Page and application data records

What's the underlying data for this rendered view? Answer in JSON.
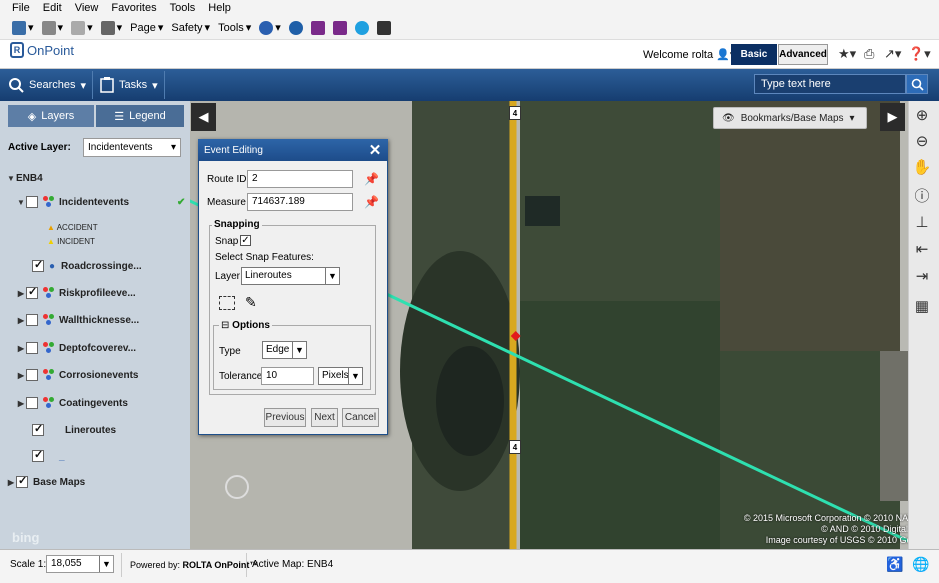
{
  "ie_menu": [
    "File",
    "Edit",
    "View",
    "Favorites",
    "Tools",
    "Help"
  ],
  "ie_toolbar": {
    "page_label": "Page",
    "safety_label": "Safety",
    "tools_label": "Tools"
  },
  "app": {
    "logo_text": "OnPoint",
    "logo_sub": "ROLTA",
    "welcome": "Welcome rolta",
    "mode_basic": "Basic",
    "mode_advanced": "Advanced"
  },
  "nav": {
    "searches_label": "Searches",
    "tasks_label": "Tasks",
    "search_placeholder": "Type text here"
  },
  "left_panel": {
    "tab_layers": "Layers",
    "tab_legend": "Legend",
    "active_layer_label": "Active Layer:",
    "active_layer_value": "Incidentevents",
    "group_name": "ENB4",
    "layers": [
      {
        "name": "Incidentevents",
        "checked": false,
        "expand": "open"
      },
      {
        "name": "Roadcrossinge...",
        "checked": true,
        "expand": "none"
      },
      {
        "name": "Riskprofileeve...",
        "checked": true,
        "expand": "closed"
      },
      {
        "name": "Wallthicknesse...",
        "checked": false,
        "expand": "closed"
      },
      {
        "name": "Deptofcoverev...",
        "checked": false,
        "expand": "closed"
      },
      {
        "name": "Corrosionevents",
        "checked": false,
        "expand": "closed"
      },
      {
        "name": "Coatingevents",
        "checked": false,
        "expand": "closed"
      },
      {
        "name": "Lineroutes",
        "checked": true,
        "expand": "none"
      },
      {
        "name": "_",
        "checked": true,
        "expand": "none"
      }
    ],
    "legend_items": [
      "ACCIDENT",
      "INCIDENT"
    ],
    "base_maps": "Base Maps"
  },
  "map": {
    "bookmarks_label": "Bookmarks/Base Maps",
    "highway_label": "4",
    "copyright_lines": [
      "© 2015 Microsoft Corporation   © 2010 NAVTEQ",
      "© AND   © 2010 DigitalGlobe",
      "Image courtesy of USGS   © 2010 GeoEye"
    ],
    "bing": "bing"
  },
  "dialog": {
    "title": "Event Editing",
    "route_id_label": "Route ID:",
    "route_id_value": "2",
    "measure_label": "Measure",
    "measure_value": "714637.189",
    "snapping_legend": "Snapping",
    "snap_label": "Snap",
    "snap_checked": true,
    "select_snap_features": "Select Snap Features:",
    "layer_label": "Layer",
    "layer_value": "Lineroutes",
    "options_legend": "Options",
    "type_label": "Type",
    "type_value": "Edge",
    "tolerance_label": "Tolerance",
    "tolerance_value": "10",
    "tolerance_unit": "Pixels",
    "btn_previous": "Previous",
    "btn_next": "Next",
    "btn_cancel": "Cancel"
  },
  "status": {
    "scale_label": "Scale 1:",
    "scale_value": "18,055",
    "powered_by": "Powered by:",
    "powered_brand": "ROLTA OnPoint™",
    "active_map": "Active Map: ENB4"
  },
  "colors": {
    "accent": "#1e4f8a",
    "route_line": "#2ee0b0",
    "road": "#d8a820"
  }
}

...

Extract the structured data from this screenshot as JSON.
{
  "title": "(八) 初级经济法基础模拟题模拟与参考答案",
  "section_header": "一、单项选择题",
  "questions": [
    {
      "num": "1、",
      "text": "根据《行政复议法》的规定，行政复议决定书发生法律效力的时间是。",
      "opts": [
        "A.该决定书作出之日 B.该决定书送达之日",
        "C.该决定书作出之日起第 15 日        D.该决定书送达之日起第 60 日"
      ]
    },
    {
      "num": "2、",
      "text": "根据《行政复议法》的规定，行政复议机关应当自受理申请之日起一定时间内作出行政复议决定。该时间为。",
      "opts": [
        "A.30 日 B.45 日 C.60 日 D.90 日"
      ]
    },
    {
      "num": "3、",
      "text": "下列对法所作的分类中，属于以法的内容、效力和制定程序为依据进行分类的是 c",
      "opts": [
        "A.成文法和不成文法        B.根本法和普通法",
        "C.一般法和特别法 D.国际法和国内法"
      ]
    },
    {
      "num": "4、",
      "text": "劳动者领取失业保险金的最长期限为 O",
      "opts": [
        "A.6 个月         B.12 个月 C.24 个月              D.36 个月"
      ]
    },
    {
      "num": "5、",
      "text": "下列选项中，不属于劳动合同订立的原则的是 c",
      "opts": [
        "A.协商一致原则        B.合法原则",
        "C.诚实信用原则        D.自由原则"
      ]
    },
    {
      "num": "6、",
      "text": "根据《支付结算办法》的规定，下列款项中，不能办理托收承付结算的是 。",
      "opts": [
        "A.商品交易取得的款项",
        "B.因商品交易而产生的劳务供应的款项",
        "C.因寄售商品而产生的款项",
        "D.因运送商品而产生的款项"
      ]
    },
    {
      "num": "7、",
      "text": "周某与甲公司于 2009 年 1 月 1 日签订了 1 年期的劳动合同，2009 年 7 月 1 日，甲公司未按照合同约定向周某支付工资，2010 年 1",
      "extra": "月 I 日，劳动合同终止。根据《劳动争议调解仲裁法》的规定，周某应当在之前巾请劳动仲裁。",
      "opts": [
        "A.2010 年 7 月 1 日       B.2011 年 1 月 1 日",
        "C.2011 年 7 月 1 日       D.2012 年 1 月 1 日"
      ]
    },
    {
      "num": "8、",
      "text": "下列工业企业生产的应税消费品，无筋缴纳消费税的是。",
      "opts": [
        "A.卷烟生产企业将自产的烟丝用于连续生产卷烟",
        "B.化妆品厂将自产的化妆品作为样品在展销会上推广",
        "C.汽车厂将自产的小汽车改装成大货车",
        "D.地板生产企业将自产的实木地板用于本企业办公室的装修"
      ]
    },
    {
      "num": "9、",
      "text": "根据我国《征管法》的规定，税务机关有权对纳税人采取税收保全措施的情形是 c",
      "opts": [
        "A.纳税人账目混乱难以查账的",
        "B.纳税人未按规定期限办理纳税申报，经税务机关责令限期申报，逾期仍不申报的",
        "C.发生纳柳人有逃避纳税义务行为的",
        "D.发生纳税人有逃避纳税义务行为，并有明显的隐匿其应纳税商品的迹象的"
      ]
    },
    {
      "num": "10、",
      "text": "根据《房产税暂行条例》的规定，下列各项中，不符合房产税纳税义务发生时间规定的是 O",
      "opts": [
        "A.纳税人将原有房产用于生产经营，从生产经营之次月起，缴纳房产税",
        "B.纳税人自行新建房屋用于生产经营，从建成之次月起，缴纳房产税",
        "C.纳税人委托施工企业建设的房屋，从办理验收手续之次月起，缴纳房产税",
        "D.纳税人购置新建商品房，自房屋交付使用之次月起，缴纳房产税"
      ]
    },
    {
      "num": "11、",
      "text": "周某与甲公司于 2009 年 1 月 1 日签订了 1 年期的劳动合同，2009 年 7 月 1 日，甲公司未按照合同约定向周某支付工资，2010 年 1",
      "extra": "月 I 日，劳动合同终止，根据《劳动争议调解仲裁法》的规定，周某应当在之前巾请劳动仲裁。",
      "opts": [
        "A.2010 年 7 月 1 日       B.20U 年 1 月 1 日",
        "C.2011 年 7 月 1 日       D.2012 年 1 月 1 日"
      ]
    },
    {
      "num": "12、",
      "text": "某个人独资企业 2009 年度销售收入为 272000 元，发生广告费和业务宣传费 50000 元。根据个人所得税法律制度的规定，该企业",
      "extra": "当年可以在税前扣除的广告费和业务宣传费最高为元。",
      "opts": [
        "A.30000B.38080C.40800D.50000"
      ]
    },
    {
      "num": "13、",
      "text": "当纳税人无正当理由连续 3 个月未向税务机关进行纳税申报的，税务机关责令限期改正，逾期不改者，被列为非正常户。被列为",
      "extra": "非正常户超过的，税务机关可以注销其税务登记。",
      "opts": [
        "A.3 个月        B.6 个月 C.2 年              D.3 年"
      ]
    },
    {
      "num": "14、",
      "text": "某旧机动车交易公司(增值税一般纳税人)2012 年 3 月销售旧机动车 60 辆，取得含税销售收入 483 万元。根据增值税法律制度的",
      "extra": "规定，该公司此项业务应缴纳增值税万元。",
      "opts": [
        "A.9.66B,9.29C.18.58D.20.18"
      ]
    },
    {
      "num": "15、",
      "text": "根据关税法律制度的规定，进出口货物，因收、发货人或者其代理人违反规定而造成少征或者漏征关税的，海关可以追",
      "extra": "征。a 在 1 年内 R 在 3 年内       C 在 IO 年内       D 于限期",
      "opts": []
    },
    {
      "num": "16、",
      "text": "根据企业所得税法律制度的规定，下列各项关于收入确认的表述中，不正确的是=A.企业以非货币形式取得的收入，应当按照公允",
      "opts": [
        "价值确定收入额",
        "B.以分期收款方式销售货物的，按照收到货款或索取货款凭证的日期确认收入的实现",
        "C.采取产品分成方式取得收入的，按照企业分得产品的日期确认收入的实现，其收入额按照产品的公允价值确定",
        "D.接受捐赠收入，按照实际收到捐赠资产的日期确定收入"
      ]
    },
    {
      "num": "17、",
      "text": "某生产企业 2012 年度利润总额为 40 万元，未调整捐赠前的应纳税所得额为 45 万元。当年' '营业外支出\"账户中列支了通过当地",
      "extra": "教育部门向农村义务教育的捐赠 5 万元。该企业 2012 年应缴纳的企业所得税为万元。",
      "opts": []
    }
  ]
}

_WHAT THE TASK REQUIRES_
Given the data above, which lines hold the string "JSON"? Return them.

_REPLY_
What's the underlying data for this rendered view? Answer in JSON.
Extract the structured data from this screenshot as JSON.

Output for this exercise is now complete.